TASK REQUIREMENTS. When you reach the listing below, copy each line exactly.

DATA LISTING.
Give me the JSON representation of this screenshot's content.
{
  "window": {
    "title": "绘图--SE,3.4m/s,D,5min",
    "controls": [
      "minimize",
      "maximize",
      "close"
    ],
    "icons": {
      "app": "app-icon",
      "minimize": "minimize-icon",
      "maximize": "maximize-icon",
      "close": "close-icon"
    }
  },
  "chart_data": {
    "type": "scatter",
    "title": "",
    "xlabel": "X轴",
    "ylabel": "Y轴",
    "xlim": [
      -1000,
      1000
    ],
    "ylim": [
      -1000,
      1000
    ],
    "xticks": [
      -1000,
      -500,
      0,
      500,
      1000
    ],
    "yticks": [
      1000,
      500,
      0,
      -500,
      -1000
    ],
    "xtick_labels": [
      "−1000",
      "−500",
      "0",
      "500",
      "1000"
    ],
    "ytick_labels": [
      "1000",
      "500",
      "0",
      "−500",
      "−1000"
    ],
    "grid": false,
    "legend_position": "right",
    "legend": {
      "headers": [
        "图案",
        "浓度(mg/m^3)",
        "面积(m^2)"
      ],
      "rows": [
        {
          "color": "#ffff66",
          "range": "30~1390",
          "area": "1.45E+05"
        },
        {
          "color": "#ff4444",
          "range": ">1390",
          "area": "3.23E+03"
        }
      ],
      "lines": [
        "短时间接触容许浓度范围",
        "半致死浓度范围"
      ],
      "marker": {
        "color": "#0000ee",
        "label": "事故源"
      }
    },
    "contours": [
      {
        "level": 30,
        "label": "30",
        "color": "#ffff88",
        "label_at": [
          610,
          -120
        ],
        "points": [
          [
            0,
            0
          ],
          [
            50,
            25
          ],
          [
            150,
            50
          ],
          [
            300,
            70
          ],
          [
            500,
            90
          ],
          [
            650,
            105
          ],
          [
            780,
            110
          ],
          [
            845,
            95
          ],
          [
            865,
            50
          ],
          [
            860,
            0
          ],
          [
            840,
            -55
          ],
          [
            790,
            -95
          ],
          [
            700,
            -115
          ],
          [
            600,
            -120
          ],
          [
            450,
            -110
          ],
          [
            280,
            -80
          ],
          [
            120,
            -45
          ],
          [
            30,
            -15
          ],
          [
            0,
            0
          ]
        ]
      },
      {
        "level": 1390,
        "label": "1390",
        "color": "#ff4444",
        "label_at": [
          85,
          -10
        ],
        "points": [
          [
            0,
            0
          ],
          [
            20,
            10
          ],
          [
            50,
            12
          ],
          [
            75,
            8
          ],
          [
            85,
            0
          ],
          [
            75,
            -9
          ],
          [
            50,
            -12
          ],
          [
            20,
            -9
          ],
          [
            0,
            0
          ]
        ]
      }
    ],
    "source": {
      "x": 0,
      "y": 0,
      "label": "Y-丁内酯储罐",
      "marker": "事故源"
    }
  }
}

TASK OUTPUT.
Give me the JSON representation of this screenshot's content.
{
  "window": {
    "title": "绘图--SE,3.4m/s,D,5min",
    "controls": [
      "minimize",
      "maximize",
      "close"
    ],
    "icons": {
      "app": "app-icon",
      "minimize": "minimize-icon",
      "maximize": "maximize-icon",
      "close": "close-icon"
    }
  },
  "chart_data": {
    "type": "scatter",
    "title": "",
    "xlabel": "X轴",
    "ylabel": "Y轴",
    "xlim": [
      -1000,
      1000
    ],
    "ylim": [
      -1000,
      1000
    ],
    "xticks": [
      -1000,
      -500,
      0,
      500,
      1000
    ],
    "yticks": [
      1000,
      500,
      0,
      -500,
      -1000
    ],
    "xtick_labels": [
      "−1000",
      "−500",
      "0",
      "500",
      "1000"
    ],
    "ytick_labels": [
      "1000",
      "500",
      "0",
      "−500",
      "−1000"
    ],
    "grid": false,
    "legend_position": "right",
    "legend": {
      "headers": [
        "图案",
        "浓度(mg/m^3)",
        "面积(m^2)"
      ],
      "rows": [
        {
          "color": "#ffff66",
          "range": "30~1390",
          "area": "1.45E+05"
        },
        {
          "color": "#ff4444",
          "range": ">1390",
          "area": "3.23E+03"
        }
      ],
      "lines": [
        "短时间接触容许浓度范围",
        "半致死浓度范围"
      ],
      "marker": {
        "color": "#0000ee",
        "label": "事故源"
      }
    },
    "contours": [
      {
        "level": 30,
        "label": "30",
        "color": "#ffff88",
        "label_at": [
          610,
          -120
        ],
        "points": [
          [
            0,
            0
          ],
          [
            50,
            25
          ],
          [
            150,
            50
          ],
          [
            300,
            70
          ],
          [
            500,
            90
          ],
          [
            650,
            105
          ],
          [
            780,
            110
          ],
          [
            845,
            95
          ],
          [
            865,
            50
          ],
          [
            860,
            0
          ],
          [
            840,
            -55
          ],
          [
            790,
            -95
          ],
          [
            700,
            -115
          ],
          [
            600,
            -120
          ],
          [
            450,
            -110
          ],
          [
            280,
            -80
          ],
          [
            120,
            -45
          ],
          [
            30,
            -15
          ],
          [
            0,
            0
          ]
        ]
      },
      {
        "level": 1390,
        "label": "1390",
        "color": "#ff4444",
        "label_at": [
          85,
          -10
        ],
        "points": [
          [
            0,
            0
          ],
          [
            20,
            10
          ],
          [
            50,
            12
          ],
          [
            75,
            8
          ],
          [
            85,
            0
          ],
          [
            75,
            -9
          ],
          [
            50,
            -12
          ],
          [
            20,
            -9
          ],
          [
            0,
            0
          ]
        ]
      }
    ],
    "source": {
      "x": 0,
      "y": 0,
      "label": "Y-丁内酯储罐",
      "marker": "事故源"
    }
  }
}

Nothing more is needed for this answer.